When a line in the material beneath includes the word "Toolpaths", add it to the count, and report the count alone.
____ GIVEN DATA
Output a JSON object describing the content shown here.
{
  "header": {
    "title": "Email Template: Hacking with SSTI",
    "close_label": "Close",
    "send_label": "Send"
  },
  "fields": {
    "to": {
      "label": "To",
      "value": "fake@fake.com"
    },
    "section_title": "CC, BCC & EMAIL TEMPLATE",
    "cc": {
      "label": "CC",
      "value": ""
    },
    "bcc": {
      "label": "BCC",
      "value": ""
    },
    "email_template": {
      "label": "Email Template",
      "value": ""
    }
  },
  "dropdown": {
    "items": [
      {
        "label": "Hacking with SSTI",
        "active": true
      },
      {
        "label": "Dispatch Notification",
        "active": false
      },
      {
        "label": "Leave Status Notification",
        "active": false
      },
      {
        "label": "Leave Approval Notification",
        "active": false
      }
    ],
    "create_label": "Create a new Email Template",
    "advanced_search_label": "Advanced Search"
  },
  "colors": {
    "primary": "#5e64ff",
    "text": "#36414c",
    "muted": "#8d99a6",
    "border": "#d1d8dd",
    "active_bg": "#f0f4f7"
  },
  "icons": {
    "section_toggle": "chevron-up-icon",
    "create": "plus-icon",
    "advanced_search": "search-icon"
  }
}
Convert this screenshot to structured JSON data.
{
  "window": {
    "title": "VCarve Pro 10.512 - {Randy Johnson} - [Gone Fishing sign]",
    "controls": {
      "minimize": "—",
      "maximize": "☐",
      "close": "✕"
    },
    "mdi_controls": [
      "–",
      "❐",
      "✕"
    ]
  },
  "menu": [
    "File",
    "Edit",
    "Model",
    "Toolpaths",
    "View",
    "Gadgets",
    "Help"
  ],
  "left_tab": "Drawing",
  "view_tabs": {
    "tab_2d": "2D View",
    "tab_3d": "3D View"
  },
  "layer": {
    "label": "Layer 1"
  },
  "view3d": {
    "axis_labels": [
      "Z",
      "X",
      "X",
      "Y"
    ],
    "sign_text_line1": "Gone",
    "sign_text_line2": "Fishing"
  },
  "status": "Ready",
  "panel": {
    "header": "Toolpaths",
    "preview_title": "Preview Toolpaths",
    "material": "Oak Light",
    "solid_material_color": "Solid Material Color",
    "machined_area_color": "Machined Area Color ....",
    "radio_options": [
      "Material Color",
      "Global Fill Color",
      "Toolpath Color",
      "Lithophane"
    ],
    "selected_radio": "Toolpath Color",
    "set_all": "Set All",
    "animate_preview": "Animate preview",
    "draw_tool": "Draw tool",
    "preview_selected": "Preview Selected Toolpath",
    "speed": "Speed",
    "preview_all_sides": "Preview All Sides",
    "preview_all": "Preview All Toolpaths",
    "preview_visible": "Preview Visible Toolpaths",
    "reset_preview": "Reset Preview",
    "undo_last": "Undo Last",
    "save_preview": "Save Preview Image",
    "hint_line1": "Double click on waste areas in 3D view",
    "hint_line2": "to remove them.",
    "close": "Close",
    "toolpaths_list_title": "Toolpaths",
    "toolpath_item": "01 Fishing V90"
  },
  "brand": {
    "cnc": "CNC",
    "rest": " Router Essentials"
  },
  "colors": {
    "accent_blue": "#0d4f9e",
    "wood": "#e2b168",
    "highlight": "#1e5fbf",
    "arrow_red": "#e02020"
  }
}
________
• [ANSWER SECTION] 6